▶ _DESCRIPTION OF THE TASK_
Find the string "实操演练" in the records. Copy every line it appears in.

▶ _INPUT_
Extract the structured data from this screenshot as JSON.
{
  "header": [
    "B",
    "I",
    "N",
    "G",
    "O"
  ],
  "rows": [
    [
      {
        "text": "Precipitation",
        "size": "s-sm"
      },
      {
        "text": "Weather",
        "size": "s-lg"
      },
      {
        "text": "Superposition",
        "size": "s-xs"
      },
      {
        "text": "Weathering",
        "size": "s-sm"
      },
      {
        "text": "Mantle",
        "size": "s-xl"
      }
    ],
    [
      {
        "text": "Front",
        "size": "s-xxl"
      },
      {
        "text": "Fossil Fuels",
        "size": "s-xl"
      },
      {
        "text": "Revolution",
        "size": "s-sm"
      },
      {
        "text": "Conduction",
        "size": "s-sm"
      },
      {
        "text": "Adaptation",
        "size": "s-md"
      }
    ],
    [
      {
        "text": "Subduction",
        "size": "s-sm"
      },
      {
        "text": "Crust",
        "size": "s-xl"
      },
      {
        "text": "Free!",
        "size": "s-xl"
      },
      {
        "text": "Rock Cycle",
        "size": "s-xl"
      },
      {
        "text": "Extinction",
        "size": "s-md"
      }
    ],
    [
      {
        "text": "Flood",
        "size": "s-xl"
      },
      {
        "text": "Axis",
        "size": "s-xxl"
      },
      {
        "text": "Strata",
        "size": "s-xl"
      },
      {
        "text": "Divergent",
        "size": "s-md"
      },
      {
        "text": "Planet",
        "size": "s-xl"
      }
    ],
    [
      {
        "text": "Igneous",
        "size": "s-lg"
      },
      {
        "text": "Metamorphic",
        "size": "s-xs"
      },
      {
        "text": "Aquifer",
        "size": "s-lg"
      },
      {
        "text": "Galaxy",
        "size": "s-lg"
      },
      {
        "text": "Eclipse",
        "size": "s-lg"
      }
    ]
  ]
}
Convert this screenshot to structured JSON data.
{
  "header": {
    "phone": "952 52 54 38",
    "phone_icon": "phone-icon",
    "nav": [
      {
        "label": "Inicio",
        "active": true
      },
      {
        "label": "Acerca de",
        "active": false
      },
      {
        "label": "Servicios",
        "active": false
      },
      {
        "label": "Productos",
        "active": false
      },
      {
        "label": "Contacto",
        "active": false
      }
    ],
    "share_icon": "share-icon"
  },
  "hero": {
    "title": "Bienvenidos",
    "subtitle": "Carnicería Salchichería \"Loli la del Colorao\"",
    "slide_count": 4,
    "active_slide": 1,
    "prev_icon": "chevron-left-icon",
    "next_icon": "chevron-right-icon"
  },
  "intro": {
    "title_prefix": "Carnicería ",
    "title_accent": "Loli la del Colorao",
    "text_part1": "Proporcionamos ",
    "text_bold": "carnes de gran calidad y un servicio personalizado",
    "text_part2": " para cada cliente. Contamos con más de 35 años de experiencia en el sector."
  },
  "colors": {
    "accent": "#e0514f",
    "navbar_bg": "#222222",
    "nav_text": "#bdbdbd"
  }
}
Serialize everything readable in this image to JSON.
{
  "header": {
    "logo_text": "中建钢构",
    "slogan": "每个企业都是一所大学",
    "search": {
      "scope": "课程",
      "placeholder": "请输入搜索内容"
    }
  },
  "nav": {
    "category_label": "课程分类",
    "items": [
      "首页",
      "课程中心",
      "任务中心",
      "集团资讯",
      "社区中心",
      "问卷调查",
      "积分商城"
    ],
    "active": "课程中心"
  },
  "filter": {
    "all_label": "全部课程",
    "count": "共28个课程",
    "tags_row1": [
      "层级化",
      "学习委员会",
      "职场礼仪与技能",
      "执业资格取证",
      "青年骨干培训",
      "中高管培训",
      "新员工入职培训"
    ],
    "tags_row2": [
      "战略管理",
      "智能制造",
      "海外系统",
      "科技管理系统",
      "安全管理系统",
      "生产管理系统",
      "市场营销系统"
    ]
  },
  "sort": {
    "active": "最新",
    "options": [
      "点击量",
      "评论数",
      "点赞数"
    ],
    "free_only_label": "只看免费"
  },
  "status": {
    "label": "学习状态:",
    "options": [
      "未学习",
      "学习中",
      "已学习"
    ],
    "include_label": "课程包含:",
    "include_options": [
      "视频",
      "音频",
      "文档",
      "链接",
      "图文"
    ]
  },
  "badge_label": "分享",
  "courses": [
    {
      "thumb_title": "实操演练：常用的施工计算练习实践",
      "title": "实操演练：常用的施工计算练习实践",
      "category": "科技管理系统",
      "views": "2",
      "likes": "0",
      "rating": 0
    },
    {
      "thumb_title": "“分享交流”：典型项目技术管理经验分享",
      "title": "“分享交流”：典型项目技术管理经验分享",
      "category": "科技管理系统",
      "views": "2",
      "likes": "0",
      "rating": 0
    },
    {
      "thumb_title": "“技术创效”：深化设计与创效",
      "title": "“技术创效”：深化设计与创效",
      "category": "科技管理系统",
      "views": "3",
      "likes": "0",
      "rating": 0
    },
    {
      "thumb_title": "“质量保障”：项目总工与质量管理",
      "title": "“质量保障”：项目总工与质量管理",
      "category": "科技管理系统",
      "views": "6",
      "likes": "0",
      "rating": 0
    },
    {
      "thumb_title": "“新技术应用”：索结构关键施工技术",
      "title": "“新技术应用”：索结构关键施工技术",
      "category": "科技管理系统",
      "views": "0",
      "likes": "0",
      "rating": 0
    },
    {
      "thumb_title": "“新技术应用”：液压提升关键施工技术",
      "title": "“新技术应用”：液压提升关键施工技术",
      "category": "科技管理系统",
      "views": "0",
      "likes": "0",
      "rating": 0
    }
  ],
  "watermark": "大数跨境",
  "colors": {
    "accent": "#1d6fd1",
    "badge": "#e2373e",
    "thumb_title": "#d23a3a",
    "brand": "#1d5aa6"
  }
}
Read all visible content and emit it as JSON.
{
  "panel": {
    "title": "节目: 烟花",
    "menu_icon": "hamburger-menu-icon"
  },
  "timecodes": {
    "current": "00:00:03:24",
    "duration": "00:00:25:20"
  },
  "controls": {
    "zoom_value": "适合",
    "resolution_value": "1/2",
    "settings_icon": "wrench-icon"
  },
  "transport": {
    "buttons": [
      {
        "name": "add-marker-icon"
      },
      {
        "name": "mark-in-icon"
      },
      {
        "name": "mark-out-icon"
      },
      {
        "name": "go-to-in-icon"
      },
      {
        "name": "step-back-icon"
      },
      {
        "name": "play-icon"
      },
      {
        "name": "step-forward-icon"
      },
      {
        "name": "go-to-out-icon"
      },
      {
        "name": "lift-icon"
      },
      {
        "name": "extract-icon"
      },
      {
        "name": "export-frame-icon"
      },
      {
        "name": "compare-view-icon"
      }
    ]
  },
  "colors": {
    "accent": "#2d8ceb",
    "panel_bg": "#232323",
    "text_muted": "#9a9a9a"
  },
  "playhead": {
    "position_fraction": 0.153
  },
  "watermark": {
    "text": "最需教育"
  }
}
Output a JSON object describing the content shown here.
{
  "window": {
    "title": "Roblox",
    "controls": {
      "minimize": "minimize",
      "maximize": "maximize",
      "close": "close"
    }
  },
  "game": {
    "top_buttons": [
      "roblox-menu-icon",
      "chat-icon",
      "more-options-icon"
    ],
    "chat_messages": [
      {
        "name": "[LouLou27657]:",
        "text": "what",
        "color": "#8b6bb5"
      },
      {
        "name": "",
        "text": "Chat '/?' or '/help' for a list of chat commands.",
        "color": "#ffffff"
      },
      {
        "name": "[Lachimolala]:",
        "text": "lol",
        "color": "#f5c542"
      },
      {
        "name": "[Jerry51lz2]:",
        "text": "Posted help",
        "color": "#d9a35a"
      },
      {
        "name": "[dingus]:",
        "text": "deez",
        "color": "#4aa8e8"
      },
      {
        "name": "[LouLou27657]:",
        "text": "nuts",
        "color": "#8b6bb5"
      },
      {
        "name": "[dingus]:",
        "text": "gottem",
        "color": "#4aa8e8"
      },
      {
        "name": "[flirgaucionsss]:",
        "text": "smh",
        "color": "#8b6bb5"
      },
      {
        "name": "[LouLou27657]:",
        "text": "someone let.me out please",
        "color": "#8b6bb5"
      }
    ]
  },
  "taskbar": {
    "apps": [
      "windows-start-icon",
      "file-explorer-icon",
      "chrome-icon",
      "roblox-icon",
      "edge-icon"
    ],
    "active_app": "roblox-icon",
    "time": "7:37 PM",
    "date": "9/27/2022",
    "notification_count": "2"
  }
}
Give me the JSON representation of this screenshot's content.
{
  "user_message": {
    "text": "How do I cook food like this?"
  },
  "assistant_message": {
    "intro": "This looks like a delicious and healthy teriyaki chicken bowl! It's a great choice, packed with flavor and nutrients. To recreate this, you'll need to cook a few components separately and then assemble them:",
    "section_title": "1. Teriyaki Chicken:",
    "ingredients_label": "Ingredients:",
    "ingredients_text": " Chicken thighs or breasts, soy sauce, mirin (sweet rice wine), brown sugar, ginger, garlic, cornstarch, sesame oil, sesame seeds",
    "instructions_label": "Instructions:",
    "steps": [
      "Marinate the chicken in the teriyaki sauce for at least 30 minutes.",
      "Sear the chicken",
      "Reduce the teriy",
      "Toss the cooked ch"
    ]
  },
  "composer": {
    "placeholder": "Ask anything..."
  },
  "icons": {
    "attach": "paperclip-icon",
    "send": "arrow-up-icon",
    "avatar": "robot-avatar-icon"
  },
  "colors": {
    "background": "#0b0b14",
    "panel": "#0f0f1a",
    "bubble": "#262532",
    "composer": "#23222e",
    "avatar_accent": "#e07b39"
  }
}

▶ _RESULT_
      "thumb_title": "实操演练：常用的施工计算练习实践",
      "title": "实操演练：常用的施工计算练习实践",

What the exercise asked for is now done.